Nearly 4 percent of adults worldwide use marijuana, say Australian researchers who analyzed data from the United Nations' office on drugs and crime.
In 2006, 166 million people ages 15 to 64 used cannabis. Use was highest among young people in the United States, Australia, New Zealand and Europe, but the drug is becoming increasingly popular in low- and middle-income nations, Agence France-Presse reported.
About 9 percent of people who ever use marijuana become dependent on it, said the study. The risk of addiction for nicotine is 32 percent, 23 percent for heroin, 17 percent for cocaine and 15 percent for alcohol, they noted.
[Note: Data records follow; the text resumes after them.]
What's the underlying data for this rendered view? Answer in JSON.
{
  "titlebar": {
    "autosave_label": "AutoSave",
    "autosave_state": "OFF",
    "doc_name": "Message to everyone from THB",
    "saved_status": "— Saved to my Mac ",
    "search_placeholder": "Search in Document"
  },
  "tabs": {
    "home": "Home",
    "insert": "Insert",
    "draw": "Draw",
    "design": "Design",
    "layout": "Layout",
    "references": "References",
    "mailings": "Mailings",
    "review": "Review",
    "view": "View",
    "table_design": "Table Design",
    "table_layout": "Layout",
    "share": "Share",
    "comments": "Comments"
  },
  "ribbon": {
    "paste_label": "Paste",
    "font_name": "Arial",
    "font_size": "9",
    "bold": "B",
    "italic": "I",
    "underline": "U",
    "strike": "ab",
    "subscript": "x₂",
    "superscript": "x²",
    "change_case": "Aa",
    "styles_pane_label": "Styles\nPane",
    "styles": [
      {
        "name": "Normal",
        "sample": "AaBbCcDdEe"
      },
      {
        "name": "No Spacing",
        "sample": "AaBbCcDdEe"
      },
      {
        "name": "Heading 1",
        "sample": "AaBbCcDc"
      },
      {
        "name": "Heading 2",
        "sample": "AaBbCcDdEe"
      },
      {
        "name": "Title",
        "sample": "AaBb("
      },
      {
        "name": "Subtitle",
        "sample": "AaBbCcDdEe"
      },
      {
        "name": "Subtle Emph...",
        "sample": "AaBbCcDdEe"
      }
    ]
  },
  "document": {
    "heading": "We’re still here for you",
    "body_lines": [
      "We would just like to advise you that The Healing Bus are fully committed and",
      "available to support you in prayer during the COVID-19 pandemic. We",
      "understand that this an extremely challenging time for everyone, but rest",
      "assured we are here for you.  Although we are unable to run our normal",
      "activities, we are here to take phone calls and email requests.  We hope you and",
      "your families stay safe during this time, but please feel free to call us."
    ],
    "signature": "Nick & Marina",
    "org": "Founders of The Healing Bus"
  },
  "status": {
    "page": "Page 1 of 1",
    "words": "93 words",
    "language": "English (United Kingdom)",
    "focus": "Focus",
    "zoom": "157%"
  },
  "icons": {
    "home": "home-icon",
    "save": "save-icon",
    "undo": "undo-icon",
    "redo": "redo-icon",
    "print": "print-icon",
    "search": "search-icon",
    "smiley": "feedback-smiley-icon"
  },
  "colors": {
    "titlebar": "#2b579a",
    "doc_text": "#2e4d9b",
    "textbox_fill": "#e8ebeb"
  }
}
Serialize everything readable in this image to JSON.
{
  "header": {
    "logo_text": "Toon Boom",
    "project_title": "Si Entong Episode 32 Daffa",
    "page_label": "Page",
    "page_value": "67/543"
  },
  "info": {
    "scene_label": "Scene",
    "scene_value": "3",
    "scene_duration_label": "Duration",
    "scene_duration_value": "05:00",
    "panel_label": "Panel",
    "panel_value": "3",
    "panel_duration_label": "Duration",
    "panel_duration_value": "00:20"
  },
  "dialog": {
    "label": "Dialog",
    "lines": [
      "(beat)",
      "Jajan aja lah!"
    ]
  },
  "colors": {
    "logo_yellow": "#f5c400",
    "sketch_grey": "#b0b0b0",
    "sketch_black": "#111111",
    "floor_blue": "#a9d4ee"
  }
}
The researchers listed suspected negative health effects associated with regular cannabis use, including breathing and cardiovascular harm, psychotic episodes, poor school grades and car accidents, AFP reported.
The study appears in The Lancet.